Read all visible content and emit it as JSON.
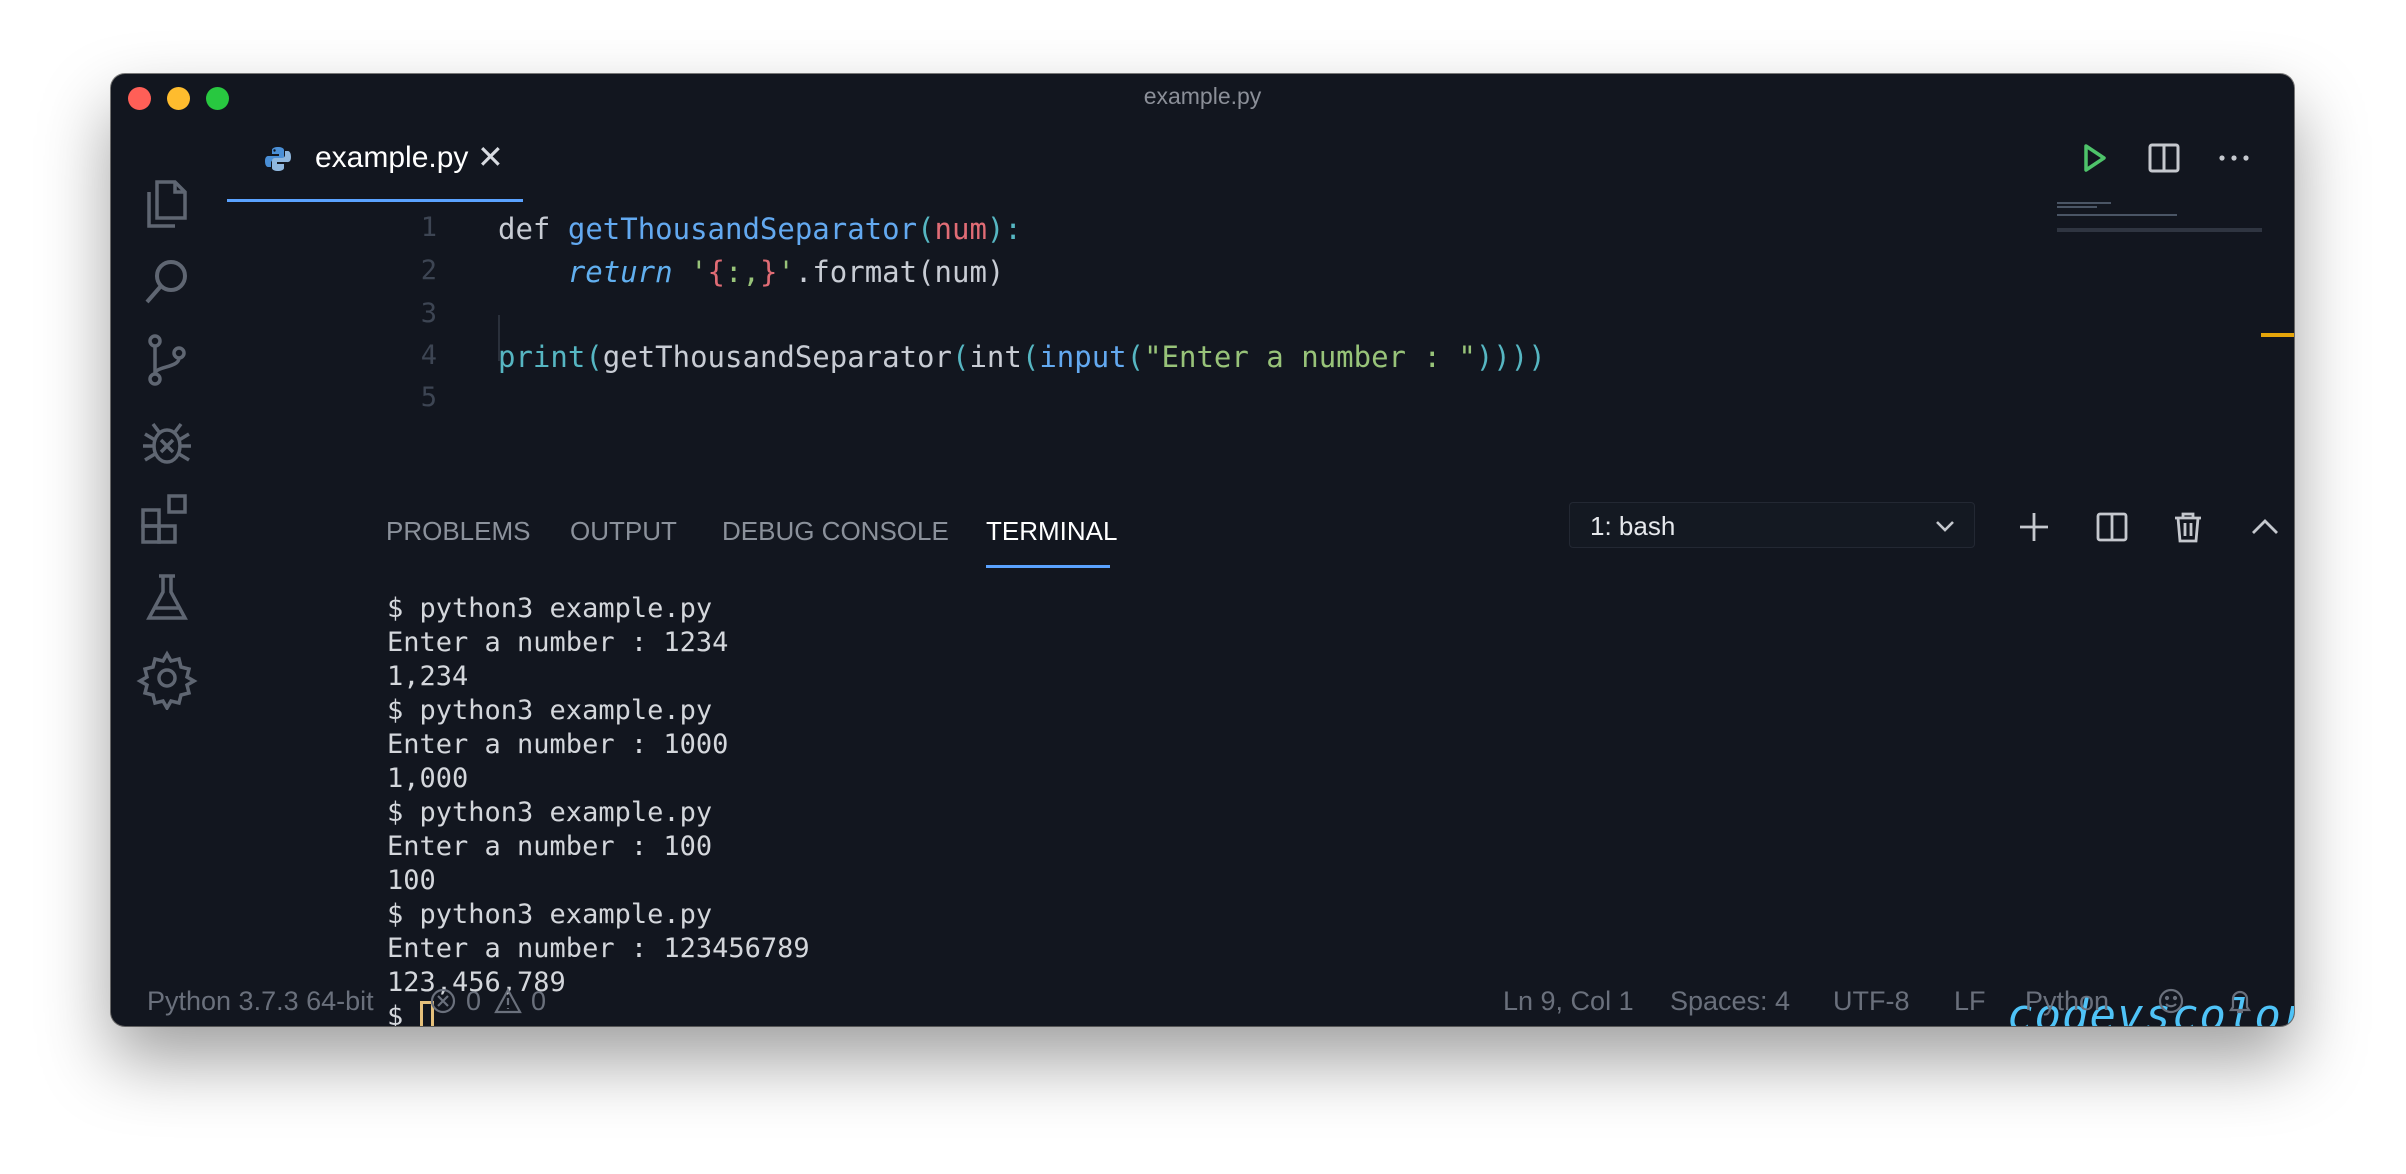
{
  "window": {
    "title": "example.py"
  },
  "tabs": [
    {
      "label": "example.py",
      "close": "✕"
    }
  ],
  "editor": {
    "lines": [
      {
        "num": "1"
      },
      {
        "num": "2"
      },
      {
        "num": "3"
      },
      {
        "num": "4"
      },
      {
        "num": "5"
      }
    ],
    "code": {
      "l1": {
        "def": "def",
        "fname": "getThousandSeparator",
        "po": "(",
        "param": "num",
        "pc": "):"
      },
      "l2": {
        "ret": "return",
        "q1": "'",
        "b1": "{",
        "fmtspec": ":,",
        "b2": "}",
        "q2": "'",
        "method": ".format(num)"
      },
      "l4": {
        "print": "print",
        "p1": "(",
        "call": "getThousandSeparator",
        "p2": "(",
        "int": "int",
        "p3": "(",
        "input": "input",
        "p4": "(",
        "str": "\"Enter a number : \"",
        "close": "))))"
      }
    }
  },
  "panel": {
    "tabs": [
      "PROBLEMS",
      "OUTPUT",
      "DEBUG CONSOLE",
      "TERMINAL"
    ],
    "active_tab": "TERMINAL",
    "terminal_select": "1: bash",
    "terminal_lines": [
      "$ python3 example.py",
      "Enter a number : 1234",
      "1,234",
      "$ python3 example.py",
      "Enter a number : 1000",
      "1,000",
      "$ python3 example.py",
      "Enter a number : 100",
      "100",
      "$ python3 example.py",
      "Enter a number : 123456789",
      "123,456,789"
    ],
    "prompt": "$ ",
    "watermark": "codevscolor.com"
  },
  "statusbar": {
    "interpreter": "Python 3.7.3 64-bit",
    "errors": "0",
    "warnings": "0",
    "position": "Ln 9, Col 1",
    "spaces": "Spaces: 4",
    "encoding": "UTF-8",
    "eol": "LF",
    "language": "Python"
  },
  "colors": {
    "background": "#12161f",
    "accent": "#5aa2ff",
    "run_button": "#4ec36a",
    "watermark": "#4fc3f7"
  },
  "icons": {
    "activity": [
      "files-icon",
      "search-icon",
      "source-control-icon",
      "debug-icon",
      "extensions-icon",
      "testing-icon",
      "settings-gear-icon"
    ],
    "editor_actions": [
      "run-icon",
      "split-editor-icon",
      "more-icon"
    ],
    "panel_actions": [
      "chevron-down-icon",
      "plus-icon",
      "split-terminal-icon",
      "trash-icon",
      "maximize-chevron-up-icon",
      "close-icon"
    ]
  }
}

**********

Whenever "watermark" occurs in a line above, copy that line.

**Output for this task**.
    "watermark": "codevscolor.com"
    "watermark": "#4fc3f7"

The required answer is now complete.